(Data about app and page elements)
*-*-*

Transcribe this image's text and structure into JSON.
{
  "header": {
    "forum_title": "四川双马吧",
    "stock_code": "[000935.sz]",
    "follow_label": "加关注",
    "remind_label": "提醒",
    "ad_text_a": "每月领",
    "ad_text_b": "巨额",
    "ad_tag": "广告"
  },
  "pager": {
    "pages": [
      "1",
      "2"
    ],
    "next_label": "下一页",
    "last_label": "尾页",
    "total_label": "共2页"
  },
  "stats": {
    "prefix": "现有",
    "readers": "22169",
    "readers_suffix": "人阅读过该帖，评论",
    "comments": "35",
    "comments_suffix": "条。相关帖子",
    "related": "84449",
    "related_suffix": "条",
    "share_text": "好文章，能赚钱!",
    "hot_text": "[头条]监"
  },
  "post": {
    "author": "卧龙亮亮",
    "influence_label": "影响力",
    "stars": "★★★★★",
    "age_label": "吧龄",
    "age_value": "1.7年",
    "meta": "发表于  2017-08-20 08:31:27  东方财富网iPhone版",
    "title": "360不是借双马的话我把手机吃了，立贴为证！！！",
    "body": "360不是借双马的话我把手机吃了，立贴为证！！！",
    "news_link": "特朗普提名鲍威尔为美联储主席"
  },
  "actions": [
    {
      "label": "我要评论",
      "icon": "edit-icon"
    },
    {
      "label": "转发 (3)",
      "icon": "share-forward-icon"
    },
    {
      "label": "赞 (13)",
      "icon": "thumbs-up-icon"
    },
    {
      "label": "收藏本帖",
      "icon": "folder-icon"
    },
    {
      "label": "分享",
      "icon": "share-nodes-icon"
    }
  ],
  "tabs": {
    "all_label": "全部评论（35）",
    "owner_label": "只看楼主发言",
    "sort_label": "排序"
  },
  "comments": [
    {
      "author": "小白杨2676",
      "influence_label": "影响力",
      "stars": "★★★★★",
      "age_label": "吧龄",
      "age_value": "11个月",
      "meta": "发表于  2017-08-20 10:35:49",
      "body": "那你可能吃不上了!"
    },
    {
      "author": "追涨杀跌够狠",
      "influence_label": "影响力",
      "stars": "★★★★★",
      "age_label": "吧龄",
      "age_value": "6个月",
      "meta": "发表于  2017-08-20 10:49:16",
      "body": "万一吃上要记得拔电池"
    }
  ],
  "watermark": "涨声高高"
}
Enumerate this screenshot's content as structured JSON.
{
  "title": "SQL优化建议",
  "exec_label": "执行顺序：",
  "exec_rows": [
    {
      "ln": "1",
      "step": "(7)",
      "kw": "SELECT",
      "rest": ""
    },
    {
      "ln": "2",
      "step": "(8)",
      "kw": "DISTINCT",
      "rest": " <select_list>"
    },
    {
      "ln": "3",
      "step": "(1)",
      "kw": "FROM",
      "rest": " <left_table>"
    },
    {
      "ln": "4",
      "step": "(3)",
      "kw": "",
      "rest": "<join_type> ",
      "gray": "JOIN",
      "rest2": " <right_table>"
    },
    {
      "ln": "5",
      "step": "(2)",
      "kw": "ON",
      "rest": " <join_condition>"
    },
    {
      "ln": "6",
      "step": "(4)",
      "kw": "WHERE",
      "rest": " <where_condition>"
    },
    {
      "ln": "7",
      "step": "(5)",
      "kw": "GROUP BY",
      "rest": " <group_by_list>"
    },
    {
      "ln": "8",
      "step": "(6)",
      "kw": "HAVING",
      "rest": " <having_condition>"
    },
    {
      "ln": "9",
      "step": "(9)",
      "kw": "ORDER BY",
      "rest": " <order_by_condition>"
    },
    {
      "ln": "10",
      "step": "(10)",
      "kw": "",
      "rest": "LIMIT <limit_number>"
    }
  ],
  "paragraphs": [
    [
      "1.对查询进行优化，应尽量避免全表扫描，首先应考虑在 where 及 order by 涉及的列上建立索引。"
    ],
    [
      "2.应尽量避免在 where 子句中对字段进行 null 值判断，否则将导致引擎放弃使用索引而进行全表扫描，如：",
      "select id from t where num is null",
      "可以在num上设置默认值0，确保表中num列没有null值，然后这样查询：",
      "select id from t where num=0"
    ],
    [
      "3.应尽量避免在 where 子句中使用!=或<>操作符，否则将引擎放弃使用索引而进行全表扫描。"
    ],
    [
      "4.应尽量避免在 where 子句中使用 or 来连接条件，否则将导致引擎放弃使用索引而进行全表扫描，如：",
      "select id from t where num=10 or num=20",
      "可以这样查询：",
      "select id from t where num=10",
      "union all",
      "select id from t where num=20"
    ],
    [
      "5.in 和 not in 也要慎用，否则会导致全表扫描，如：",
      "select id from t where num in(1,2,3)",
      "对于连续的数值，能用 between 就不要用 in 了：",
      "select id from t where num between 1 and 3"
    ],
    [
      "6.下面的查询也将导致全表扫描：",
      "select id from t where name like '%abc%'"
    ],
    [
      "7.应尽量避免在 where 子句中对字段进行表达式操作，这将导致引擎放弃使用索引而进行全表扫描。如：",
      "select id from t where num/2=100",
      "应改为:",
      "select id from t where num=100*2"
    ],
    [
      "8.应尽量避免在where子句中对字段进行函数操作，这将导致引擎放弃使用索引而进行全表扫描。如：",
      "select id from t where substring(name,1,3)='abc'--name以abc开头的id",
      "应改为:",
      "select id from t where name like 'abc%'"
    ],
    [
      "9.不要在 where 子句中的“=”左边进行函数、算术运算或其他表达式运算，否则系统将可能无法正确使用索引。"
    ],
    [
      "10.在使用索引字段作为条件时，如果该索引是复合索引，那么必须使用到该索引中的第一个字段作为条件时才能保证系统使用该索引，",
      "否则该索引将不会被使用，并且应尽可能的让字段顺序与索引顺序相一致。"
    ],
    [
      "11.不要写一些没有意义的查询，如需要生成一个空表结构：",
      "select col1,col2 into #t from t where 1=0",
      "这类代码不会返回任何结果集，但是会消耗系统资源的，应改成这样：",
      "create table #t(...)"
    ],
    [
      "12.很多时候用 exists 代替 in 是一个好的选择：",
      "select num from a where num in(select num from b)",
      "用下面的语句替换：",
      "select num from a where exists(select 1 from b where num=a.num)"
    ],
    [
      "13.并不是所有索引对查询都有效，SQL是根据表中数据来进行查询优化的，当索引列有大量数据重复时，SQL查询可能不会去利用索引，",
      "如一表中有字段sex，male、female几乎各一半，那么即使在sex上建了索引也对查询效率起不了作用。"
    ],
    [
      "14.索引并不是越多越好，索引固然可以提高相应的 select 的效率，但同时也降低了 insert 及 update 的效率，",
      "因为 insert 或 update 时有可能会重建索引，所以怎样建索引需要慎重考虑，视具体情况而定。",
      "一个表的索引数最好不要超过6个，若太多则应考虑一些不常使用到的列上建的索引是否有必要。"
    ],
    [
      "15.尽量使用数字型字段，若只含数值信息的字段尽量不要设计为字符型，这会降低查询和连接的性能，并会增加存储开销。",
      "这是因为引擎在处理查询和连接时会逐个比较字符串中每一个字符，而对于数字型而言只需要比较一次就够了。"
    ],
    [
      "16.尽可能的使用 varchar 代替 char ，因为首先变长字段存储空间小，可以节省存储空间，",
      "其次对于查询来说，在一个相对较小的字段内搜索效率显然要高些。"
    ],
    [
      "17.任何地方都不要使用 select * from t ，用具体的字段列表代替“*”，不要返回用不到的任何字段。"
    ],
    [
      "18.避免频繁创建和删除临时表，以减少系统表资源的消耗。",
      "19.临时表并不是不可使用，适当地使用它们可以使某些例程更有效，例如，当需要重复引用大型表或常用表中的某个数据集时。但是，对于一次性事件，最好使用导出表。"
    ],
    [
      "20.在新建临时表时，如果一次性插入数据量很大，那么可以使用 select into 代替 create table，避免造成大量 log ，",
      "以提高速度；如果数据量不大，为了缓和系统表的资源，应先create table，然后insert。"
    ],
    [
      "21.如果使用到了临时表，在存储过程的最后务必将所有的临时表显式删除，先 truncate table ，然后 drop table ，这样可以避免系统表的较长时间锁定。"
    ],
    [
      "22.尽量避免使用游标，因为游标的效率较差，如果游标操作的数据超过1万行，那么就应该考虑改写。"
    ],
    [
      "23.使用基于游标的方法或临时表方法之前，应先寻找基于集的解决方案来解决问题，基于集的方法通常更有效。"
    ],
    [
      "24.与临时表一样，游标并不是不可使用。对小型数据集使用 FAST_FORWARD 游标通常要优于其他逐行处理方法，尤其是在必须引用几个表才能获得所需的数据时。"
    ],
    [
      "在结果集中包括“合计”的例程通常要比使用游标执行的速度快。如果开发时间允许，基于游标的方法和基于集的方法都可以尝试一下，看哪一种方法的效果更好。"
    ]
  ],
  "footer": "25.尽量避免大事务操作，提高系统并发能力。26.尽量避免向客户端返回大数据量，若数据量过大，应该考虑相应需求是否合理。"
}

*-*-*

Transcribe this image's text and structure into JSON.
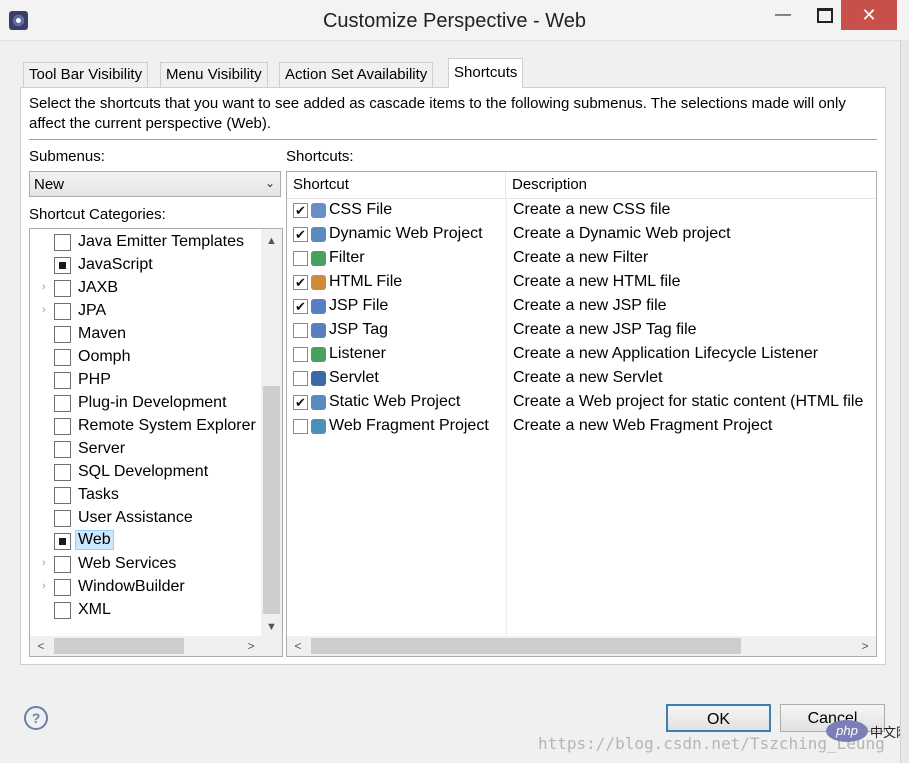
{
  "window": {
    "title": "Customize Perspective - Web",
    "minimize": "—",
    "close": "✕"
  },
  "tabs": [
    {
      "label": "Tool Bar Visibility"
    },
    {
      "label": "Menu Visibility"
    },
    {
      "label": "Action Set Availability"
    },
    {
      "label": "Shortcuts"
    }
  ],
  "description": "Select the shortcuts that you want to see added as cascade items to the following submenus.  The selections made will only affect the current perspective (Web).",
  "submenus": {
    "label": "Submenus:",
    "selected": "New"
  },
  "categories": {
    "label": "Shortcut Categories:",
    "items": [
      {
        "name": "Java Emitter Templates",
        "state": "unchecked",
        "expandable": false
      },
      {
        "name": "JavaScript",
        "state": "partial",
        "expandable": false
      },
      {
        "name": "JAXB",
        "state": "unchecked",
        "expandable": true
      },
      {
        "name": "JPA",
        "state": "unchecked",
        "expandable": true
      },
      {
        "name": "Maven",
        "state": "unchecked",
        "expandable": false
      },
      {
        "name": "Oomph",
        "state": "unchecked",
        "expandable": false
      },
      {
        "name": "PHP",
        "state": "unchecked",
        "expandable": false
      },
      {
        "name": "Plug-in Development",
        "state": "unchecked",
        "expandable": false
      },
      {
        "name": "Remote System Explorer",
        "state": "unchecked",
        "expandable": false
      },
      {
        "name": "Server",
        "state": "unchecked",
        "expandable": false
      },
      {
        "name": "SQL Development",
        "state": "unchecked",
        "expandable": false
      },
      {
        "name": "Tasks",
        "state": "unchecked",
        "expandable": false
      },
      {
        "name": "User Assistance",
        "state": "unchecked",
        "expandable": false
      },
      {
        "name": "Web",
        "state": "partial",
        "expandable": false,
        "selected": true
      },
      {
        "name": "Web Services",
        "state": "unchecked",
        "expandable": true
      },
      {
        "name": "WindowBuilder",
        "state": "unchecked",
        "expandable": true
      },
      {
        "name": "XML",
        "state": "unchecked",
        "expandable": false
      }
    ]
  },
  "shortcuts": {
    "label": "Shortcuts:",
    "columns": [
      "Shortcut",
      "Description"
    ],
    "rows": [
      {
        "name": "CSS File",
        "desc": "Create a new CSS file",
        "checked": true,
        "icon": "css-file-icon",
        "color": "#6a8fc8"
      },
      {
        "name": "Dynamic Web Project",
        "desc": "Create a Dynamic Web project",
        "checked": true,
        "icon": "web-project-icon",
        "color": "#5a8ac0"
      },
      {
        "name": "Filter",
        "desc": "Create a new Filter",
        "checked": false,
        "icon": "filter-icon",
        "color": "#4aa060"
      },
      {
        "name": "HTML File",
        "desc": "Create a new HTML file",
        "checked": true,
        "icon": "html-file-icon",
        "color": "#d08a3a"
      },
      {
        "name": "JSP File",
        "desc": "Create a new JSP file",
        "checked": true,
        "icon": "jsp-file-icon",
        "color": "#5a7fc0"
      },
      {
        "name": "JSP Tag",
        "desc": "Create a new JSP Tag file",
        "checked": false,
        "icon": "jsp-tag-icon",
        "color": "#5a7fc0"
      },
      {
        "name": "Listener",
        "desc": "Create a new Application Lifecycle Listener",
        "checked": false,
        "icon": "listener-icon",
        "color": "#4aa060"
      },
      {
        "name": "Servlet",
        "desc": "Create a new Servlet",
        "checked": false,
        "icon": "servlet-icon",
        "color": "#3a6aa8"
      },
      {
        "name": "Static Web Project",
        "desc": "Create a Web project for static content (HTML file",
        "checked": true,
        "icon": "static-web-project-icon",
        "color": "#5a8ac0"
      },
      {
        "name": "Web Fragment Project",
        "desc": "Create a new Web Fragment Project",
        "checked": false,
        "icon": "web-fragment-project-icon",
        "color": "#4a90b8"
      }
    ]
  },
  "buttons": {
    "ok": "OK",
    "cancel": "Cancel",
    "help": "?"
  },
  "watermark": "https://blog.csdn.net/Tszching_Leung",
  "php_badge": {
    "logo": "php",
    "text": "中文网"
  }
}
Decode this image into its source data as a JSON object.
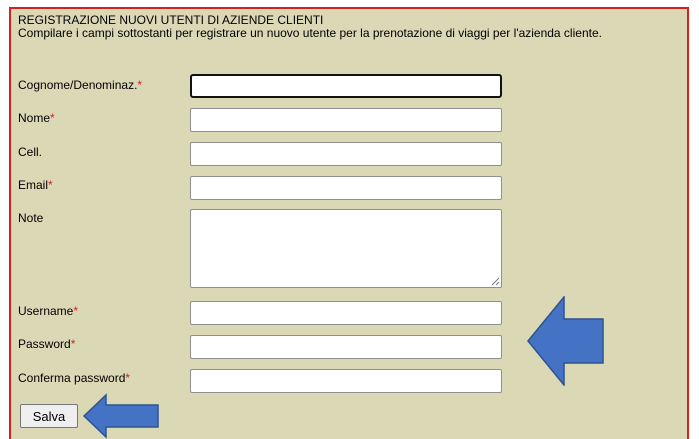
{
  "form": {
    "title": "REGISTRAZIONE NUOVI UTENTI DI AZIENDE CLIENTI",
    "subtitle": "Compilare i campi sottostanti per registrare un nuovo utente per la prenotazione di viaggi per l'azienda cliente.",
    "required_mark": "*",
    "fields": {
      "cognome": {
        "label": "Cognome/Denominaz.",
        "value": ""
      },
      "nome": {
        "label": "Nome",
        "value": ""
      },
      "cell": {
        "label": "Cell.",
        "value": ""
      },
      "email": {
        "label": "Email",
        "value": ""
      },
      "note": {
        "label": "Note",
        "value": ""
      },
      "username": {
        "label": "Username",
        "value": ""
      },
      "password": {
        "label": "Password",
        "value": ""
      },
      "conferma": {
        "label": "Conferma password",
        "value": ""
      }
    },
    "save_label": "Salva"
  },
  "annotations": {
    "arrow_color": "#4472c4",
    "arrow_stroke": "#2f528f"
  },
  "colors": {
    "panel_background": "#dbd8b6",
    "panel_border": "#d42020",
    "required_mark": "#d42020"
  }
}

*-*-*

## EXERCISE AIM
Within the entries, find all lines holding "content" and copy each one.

## SOLUTION TO THE EXERCISE
Enumerate this screenshot's content as structured JSON.
        "desc": "Create a Web project for static content (HTML file",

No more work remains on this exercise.